REQUIREMENT: Write each entry out again, exactly as it is written.
####
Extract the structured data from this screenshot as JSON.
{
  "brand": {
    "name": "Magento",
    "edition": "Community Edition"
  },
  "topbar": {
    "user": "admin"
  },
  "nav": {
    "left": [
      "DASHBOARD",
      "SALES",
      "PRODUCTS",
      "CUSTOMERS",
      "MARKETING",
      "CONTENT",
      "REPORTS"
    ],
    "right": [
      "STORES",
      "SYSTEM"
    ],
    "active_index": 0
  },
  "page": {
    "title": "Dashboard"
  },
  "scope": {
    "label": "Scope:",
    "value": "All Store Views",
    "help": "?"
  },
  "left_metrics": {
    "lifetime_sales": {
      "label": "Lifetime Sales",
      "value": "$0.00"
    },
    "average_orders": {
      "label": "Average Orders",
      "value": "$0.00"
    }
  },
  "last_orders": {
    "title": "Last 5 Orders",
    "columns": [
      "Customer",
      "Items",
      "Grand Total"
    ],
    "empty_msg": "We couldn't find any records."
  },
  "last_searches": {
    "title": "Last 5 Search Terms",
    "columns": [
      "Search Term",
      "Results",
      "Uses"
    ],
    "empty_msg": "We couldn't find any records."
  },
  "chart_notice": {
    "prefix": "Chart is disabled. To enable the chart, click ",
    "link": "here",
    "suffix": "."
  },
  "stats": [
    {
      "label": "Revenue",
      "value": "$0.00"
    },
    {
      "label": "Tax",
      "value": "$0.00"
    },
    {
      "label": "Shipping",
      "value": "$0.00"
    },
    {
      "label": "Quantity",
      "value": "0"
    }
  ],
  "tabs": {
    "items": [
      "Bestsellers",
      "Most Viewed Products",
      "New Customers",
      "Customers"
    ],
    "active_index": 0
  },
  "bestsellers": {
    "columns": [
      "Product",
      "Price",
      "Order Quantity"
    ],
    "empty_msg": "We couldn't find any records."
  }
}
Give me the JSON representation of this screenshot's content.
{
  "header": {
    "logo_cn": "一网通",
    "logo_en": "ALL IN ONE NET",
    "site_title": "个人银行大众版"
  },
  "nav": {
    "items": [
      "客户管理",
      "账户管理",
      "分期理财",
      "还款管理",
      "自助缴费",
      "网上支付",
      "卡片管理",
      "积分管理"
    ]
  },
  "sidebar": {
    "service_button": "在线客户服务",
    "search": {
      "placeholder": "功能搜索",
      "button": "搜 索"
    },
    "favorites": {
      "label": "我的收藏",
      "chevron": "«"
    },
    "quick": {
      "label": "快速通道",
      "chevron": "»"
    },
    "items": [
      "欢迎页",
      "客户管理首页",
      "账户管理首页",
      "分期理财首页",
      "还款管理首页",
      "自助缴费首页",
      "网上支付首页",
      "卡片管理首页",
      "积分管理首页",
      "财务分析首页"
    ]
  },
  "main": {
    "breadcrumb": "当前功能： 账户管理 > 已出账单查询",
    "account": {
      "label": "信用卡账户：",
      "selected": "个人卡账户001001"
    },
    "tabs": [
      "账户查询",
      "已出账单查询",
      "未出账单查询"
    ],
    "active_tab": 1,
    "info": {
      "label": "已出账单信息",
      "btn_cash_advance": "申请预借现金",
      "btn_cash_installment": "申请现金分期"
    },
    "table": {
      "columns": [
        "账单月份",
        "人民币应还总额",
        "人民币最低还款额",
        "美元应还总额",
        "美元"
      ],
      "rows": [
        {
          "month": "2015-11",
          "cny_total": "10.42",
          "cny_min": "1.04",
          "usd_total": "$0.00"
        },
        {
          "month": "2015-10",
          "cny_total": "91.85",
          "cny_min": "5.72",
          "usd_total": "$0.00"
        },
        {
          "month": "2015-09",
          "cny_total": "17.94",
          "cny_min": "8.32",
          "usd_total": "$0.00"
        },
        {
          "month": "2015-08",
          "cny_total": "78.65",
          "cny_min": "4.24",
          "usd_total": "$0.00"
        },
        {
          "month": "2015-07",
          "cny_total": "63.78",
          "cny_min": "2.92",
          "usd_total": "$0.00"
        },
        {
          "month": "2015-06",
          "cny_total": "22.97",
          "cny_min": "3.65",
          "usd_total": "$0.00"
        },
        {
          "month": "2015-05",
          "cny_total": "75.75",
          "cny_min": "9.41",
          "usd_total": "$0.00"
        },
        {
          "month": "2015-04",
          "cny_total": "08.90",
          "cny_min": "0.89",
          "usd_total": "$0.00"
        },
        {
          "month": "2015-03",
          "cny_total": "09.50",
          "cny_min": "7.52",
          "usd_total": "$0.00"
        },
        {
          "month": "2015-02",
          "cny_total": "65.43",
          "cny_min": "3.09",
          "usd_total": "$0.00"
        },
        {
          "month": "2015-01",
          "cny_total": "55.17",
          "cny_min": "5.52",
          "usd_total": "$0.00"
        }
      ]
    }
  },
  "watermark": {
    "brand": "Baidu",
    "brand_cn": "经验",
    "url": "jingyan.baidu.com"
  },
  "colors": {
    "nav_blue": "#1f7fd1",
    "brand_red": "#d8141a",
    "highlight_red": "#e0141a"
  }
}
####
TASK RESULT:
Extract the structured data from this screenshot as JSON.
{
  "brand": {
    "name": "Magento",
    "edition": "Community Edition"
  },
  "topbar": {
    "user": "admin"
  },
  "nav": {
    "left": [
      "DASHBOARD",
      "SALES",
      "PRODUCTS",
      "CUSTOMERS",
      "MARKETING",
      "CONTENT",
      "REPORTS"
    ],
    "right": [
      "STORES",
      "SYSTEM"
    ],
    "active_index": 0
  },
  "page": {
    "title": "Dashboard"
  },
  "scope": {
    "label": "Scope:",
    "value": "All Store Views",
    "help": "?"
  },
  "left_metrics": {
    "lifetime_sales": {
      "label": "Lifetime Sales",
      "value": "$0.00"
    },
    "average_orders": {
      "label": "Average Orders",
      "value": "$0.00"
    }
  },
  "last_orders": {
    "title": "Last 5 Orders",
    "columns": [
      "Customer",
      "Items",
      "Grand Total"
    ],
    "empty_msg": "We couldn't find any records."
  },
  "last_searches": {
    "title": "Last 5 Search Terms",
    "columns": [
      "Search Term",
      "Results",
      "Uses"
    ],
    "empty_msg": "We couldn't find any records."
  },
  "chart_notice": {
    "prefix": "Chart is disabled. To enable the chart, click ",
    "link": "here",
    "suffix": "."
  },
  "stats": [
    {
      "label": "Revenue",
      "value": "$0.00"
    },
    {
      "label": "Tax",
      "value": "$0.00"
    },
    {
      "label": "Shipping",
      "value": "$0.00"
    },
    {
      "label": "Quantity",
      "value": "0"
    }
  ],
  "tabs": {
    "items": [
      "Bestsellers",
      "Most Viewed Products",
      "New Customers",
      "Customers"
    ],
    "active_index": 0
  },
  "bestsellers": {
    "columns": [
      "Product",
      "Price",
      "Order Quantity"
    ],
    "empty_msg": "We couldn't find any records."
  }
}
Give me the JSON representation of this screenshot's content.
{
  "header": {
    "logo_cn": "一网通",
    "logo_en": "ALL IN ONE NET",
    "site_title": "个人银行大众版"
  },
  "nav": {
    "items": [
      "客户管理",
      "账户管理",
      "分期理财",
      "还款管理",
      "自助缴费",
      "网上支付",
      "卡片管理",
      "积分管理"
    ]
  },
  "sidebar": {
    "service_button": "在线客户服务",
    "search": {
      "placeholder": "功能搜索",
      "button": "搜 索"
    },
    "favorites": {
      "label": "我的收藏",
      "chevron": "«"
    },
    "quick": {
      "label": "快速通道",
      "chevron": "»"
    },
    "items": [
      "欢迎页",
      "客户管理首页",
      "账户管理首页",
      "分期理财首页",
      "还款管理首页",
      "自助缴费首页",
      "网上支付首页",
      "卡片管理首页",
      "积分管理首页",
      "财务分析首页"
    ]
  },
  "main": {
    "breadcrumb": "当前功能： 账户管理 > 已出账单查询",
    "account": {
      "label": "信用卡账户：",
      "selected": "个人卡账户001001"
    },
    "tabs": [
      "账户查询",
      "已出账单查询",
      "未出账单查询"
    ],
    "active_tab": 1,
    "info": {
      "label": "已出账单信息",
      "btn_cash_advance": "申请预借现金",
      "btn_cash_installment": "申请现金分期"
    },
    "table": {
      "columns": [
        "账单月份",
        "人民币应还总额",
        "人民币最低还款额",
        "美元应还总额",
        "美元"
      ],
      "rows": [
        {
          "month": "2015-11",
          "cny_total": "10.42",
          "cny_min": "1.04",
          "usd_total": "$0.00"
        },
        {
          "month": "2015-10",
          "cny_total": "91.85",
          "cny_min": "5.72",
          "usd_total": "$0.00"
        },
        {
          "month": "2015-09",
          "cny_total": "17.94",
          "cny_min": "8.32",
          "usd_total": "$0.00"
        },
        {
          "month": "2015-08",
          "cny_total": "78.65",
          "cny_min": "4.24",
          "usd_total": "$0.00"
        },
        {
          "month": "2015-07",
          "cny_total": "63.78",
          "cny_min": "2.92",
          "usd_total": "$0.00"
        },
        {
          "month": "2015-06",
          "cny_total": "22.97",
          "cny_min": "3.65",
          "usd_total": "$0.00"
        },
        {
          "month": "2015-05",
          "cny_total": "75.75",
          "cny_min": "9.41",
          "usd_total": "$0.00"
        },
        {
          "month": "2015-04",
          "cny_total": "08.90",
          "cny_min": "0.89",
          "usd_total": "$0.00"
        },
        {
          "month": "2015-03",
          "cny_total": "09.50",
          "cny_min": "7.52",
          "usd_total": "$0.00"
        },
        {
          "month": "2015-02",
          "cny_total": "65.43",
          "cny_min": "3.09",
          "usd_total": "$0.00"
        },
        {
          "month": "2015-01",
          "cny_total": "55.17",
          "cny_min": "5.52",
          "usd_total": "$0.00"
        }
      ]
    }
  },
  "watermark": {
    "brand": "Baidu",
    "brand_cn": "经验",
    "url": "jingyan.baidu.com"
  },
  "colors": {
    "nav_blue": "#1f7fd1",
    "brand_red": "#d8141a",
    "highlight_red": "#e0141a"
  }
}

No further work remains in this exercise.